Relief Fire Company #4 was the name of the group of volunteers fighting fires through the 19th century.  At the beginning of the 20th century the group was reorganized and renamed the Vermilion Volunteer Fire Company.  

Pearl Roscoe, Editor/Publisher of the Vermilion News captured the photo below of Vermilion firefighters and their steam-fired pumper.  This was a state-of-the-art machine in 1908.  


Rumor has it that the horse in the picture new it was part of the crew and new his job so well that if he heard the alarm sound, he would run from the farm to the fire house.  

Vermilion Volunteer Fire Company had its share of large fires to fight.  Liberty and Main Street Stores and shops were destroyed by fires in 1875, 1891 and 1903. There were so many fires that one local news paper's 1903 headline read "Vermilion Burns Again". 

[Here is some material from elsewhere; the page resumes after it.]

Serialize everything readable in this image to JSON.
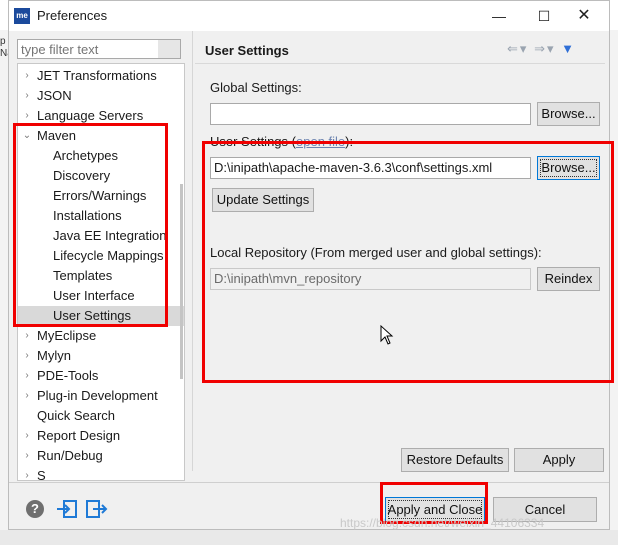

The importance of mutual aid was even evident in 1910 when two additional steam pumpers, and hose carts, manned by Lorain firemen arrived to help fight the Vermilion Fire Company fight the fire that had 22 cottages in Linwood Park up in smoke.  The equipment and Lorain fireman arrived on flatcars furnished by the Lake Shore Electric Interurban Train.  

After 20 years of proving it's worth the steam pumper was replaced.  The Vermilion Volunteer Fire Department under the direction of Fire Chief William "Dad" Tischer purchased its first gasoline engine powered fire truck in 1928.   

It is easy to see why The Vermilion Volunteer Fire Department is the oldest public volunteer safety-services organization in the city.  



Photos and information courtesy of Rich Tarrant and the Vermilion History Museum at www.vermilionhistory.org/museum